Japanese court orders shutdown of nuclear reactors over 'insufficient upgrades'

An aerial view shows No. 4 (front L), No. 3 (front R), No. 2 (rear L) and No. 1 reactor buildings at Kansai Electric Power Co.'s Takahama nuclear power plant in Takahama town, Fukui prefecture. © Kyodo
A Japanese court has issued an unprecedented order to stop the operation of a nuclear reactor near Kyoto. It also ordered a second reactor to stay offline, stating that neither had been sufficiently upgraded since the 2011 Fukushima disaster.

The order from Otsu District Court requires Kansai Electric Power Co. to shut down the No. 3 reactor and keep the No. 4 unit offline at the Takahama plant in Fukui prefecture, western Japan.

According to the court, the emergency response plans and equipment designs at the two reactors were not properly upgraded after the Fukushima nuclear disaster in 2011, AP reported.
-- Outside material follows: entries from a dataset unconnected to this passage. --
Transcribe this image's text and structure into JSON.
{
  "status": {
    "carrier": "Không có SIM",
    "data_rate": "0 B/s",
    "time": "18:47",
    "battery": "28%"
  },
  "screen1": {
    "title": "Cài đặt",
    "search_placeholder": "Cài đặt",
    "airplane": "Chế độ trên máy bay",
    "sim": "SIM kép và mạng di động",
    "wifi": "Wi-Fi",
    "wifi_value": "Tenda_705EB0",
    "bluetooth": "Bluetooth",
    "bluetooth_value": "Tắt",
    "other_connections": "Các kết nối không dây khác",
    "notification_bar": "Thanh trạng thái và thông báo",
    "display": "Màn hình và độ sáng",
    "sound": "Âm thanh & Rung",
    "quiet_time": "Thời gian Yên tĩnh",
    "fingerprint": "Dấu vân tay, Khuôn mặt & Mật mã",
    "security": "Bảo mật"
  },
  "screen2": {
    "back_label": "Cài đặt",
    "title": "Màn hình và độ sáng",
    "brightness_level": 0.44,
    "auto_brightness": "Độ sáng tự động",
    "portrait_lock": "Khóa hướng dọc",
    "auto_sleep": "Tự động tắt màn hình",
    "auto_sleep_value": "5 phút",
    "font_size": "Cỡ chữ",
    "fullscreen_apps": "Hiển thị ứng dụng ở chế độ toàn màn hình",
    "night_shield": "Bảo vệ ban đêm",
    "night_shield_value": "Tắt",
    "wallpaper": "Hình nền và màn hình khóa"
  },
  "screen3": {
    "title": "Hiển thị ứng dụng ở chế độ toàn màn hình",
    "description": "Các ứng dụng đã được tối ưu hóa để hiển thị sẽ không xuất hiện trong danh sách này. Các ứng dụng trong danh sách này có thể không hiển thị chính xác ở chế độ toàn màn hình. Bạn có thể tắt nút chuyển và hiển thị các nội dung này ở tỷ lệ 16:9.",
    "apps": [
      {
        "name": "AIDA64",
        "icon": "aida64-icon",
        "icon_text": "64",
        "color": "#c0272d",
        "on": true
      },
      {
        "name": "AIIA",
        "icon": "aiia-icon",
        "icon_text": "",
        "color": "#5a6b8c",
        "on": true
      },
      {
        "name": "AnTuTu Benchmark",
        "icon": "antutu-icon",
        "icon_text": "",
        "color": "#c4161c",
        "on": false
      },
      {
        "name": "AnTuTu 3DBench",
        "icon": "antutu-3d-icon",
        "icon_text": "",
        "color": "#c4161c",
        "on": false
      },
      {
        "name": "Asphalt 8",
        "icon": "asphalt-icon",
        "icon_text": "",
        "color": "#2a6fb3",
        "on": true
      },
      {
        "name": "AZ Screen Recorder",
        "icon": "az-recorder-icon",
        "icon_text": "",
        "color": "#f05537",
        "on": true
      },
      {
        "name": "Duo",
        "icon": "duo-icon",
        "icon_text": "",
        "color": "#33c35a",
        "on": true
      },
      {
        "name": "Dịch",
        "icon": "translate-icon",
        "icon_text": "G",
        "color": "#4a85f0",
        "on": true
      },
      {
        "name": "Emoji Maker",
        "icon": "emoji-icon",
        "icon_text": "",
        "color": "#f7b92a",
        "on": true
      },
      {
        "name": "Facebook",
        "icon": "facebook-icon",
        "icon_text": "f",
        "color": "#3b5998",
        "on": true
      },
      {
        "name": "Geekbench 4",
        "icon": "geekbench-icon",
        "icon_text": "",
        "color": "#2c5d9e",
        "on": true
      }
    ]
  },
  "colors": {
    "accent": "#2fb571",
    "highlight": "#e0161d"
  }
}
Judge Yoshihiko Yamamoto said during the Wednesday ruling that Kansai Electric has not fully explained how it has upgraded safety features at the two Takahama reactors under the post-Fukushima safety standards. In addition, he said it has not fully explained its design philosophy, its measures to mitigate power loss, or how to carry out evacuation plans in case of a severe accident or massive tsunami.

Kansai Electric said it would begin the shutdown procedures Thursday morning, but called the decision “disappointing" and said it plans to appeal.

The two reactors restarted this year after a high court in December reversed an earlier injunction by another court. Reactor No. 3, which uses a riskier plutonium-based MOX fuel, resumed operation in late January, while reactor No. 4 had to be shut down late last month after operating for just three days, due to a series of technical problems

The Takahama plant has been a major point of concern in the region, with residents saying that a major accident at the plant – which sits next to Kyoto, a major tourist destination – would destroy tourism in the city. They have also expressed worry about the plant's radiation impact on nearby Lake Biwa, a key source of drinking water for western Japan.

Meanwhile, the government of Prime Minister Shinzo Abe is aiming to restart as many reactors as possible, believing that nuclear energy should remain a key power source for Japan.

The Wednesday ruling comes five years after an earthquake and tsunami prompted a meltdown at Fukushima Daiichi nuclear plant, resulting in the worst nuclear accident to take place since the 1986 Chernobyl disaster.